2. Getting multiple sensors to interact with the Arduino board will be one of the major technical issues that we will need to overcome. Making sure that the water and soil from the plant’s environment do not disrupt the electronic hardware components (and vice versa) will be another issue. Finally, getting the buttons to work correctly (e.g. releasing water whenever the water button is pushed) is another issue to deal with.
3. Though we’ve had prior experience with Arduino, we’ve never tried connecting more than one sensor at a time, which will require more research and experimenting in this aspect. Some of our members have dealt with electronics before so we’re fairly confident with solving most of our hardware component concerns.
4. In the case that a specific sensor does not function as we intend it to, there are other sensors out there that we can use as substitutes. Our options for the hardware will depend on the availability of supplies in the stores that we will be going to.
5. All the hardware that we will be needing are easily accessible at any hardware store. We will be doing most of our purchases at Lee’s on Main Street and the other electronics store on the same block. The whole group has agreed to pitch in to pay for the materials that we will be needing for this semester.
PLAN FOR CREATING THE PROTOTYPE
1. We have roughly 4 weeks to prototype before the presentation and user testing.
- First Cycle: Rough construction of the form of our box, and a low-fidelity interface of our widget;
- Testing: Running our tests with the same, or at least similar, types of people that we interviewed in the first semester, as they represent our actual user group.

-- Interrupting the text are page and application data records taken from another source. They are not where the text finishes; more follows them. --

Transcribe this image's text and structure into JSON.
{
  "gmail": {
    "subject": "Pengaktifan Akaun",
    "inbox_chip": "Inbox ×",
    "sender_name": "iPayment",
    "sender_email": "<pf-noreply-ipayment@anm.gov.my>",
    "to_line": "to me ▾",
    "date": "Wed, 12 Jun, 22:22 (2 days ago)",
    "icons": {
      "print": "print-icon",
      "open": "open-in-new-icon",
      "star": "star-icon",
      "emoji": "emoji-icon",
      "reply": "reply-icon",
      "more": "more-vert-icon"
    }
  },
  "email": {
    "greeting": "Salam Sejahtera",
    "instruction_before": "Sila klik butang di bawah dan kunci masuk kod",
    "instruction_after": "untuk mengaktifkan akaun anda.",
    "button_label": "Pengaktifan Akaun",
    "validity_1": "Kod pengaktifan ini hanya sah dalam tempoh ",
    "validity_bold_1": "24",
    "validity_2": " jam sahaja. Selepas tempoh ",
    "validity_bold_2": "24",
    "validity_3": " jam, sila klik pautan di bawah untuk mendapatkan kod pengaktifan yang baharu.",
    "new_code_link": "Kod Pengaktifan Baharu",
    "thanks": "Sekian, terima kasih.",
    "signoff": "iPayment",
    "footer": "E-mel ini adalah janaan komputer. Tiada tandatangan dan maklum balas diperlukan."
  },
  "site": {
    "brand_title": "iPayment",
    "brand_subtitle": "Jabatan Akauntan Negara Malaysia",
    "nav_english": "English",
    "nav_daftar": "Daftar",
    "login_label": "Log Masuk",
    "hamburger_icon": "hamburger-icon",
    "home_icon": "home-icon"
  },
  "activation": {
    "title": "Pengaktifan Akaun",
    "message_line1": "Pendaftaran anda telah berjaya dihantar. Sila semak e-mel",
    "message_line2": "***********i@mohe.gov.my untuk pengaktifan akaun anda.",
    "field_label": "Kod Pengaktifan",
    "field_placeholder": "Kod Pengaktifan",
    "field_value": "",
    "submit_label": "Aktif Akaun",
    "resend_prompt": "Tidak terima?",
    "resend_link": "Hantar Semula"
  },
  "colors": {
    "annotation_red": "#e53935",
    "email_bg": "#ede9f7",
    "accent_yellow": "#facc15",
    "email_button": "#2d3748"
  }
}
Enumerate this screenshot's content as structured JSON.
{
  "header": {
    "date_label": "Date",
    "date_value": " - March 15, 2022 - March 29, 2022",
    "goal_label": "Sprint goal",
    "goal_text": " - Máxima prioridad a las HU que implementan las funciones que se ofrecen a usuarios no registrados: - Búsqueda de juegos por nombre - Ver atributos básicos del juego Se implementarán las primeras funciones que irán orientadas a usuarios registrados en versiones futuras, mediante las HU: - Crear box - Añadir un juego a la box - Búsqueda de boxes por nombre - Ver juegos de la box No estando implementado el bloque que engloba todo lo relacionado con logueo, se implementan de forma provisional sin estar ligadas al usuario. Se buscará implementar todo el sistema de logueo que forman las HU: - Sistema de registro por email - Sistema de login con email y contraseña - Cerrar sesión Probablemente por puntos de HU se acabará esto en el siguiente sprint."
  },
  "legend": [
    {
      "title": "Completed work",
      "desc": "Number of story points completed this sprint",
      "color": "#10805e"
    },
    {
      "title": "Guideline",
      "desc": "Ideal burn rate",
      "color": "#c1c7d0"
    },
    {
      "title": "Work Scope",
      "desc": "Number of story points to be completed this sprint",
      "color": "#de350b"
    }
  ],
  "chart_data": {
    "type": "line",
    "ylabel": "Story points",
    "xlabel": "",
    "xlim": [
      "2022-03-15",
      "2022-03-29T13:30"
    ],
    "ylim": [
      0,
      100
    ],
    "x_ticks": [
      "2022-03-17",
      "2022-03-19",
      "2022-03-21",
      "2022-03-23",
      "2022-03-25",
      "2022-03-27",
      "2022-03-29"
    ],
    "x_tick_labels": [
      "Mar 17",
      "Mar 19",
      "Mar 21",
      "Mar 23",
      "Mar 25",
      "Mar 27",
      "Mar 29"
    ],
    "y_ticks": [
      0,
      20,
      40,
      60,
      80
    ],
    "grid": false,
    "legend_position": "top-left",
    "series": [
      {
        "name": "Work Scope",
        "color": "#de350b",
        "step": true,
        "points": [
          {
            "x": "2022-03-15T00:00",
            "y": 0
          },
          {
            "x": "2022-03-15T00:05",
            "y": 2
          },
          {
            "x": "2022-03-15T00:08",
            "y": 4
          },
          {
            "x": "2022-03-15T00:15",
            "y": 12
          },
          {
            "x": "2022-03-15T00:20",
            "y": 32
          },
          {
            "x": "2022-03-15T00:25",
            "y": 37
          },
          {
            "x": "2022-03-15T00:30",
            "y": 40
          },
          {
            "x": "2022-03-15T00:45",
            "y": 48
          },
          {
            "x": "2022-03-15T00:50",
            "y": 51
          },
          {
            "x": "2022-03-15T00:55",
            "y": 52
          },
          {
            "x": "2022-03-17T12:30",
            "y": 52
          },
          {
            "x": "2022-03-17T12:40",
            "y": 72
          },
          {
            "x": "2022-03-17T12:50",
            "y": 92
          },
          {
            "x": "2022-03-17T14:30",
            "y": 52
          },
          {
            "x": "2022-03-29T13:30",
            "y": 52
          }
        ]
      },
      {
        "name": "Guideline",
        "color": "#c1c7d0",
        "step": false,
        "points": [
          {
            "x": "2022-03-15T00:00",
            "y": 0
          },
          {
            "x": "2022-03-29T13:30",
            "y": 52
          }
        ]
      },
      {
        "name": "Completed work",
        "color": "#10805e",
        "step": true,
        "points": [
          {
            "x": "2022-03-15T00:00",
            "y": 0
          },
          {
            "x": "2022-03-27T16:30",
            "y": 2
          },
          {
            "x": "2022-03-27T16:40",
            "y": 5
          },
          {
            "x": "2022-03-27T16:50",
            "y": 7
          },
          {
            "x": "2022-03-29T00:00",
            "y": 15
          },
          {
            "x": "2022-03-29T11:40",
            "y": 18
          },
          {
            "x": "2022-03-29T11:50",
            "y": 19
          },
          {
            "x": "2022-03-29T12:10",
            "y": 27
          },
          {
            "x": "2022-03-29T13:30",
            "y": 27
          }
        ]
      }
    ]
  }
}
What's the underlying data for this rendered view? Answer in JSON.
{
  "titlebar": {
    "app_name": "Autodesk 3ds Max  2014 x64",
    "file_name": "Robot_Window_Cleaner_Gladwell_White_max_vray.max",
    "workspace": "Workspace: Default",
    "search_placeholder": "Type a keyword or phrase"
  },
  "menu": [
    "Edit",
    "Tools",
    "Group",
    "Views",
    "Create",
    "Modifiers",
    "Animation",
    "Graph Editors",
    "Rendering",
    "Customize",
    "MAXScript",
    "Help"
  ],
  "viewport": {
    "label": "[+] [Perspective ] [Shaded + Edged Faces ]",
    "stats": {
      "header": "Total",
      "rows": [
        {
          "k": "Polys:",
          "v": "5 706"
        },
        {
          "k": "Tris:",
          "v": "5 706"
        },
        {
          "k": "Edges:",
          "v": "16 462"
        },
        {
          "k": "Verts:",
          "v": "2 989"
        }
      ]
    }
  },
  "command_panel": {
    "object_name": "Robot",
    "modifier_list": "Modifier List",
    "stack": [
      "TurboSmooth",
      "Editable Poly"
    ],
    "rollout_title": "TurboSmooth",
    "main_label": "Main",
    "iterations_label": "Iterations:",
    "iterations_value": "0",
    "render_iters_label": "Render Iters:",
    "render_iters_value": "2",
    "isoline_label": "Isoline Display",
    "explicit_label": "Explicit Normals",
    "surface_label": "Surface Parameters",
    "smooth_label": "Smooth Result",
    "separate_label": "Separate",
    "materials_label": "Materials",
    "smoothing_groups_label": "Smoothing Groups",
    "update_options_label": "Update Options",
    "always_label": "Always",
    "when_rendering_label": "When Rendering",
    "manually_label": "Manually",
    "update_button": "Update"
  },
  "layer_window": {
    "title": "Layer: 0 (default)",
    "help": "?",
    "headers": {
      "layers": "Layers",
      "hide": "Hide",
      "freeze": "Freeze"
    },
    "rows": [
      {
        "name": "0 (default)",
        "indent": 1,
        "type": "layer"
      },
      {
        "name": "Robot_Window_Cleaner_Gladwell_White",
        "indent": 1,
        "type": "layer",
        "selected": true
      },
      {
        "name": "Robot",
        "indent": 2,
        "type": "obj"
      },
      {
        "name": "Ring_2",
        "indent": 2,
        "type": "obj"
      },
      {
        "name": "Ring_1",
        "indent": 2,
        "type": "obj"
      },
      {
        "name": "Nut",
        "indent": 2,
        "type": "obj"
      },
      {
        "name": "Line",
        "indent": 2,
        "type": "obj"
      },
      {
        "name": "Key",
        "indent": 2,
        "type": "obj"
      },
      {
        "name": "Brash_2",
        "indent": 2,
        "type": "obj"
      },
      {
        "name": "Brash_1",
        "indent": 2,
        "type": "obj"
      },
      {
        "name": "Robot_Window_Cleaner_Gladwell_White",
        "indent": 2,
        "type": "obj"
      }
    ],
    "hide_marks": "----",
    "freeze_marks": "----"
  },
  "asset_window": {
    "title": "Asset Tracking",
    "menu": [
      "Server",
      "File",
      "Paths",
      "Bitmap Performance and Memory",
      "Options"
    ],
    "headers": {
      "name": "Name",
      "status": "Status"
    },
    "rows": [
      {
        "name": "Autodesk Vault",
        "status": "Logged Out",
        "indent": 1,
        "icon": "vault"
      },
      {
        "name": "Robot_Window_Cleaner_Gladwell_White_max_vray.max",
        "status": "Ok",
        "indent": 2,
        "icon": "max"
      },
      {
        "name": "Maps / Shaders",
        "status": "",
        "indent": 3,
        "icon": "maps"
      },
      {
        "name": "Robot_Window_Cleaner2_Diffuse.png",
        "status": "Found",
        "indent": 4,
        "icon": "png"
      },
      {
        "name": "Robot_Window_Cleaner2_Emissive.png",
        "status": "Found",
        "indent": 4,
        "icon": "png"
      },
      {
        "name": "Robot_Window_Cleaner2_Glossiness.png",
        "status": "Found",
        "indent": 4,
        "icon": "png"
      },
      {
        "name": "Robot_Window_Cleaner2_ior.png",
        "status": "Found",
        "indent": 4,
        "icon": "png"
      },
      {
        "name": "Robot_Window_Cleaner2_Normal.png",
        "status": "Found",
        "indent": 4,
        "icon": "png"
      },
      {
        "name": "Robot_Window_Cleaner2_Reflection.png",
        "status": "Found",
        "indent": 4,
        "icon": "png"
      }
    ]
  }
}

- Second Cycle: We’ll take the feedback from the testing and put it towards our “Final” prototype, which will hopefully be working…
2. Most of the construction will be done on Saturdays and Monday nights. We will also want to bring whatever we have ready to class to get instructor feedback, ask questions and to continue working on it.
3. We will be taking care of the funds that we need for the project. Outside dependencies will just be help and advice from instructors. The amount of supplies and resources that we will be needing is undefined as it will continue to change through our trial and error prototyping process but we have already listed down what we need for the initial construction session this Saturday.
4. Roles of members:
- Hardware-wise, Andrew, Derek, Kiks and Kurtis will be dealing with wiring and attaching the sensors, buttons, etc. to the constructed physical prototype. Brian will be in charge of getting these components to transmit the necessary input to the software side of the product.
- Software-wise, we will be assigning Manuel to do the Flash ActionScript programming, working closely with Kiks, who will be handling the Flash-to-Arduino programming components. Derek and Brian will be assisting Kiks and Manuel wherever they can.Sammy will continue to manage the group, make sure we stick to the timeline and do the shopping for materials needed.
5. We have back-ups for most of the aspects of the prototyping phase. The alternatives for the technical software and hardware components are discussed in our feasibility study above.
Whew! That was a long post. We’ll try keep it short and sweet next time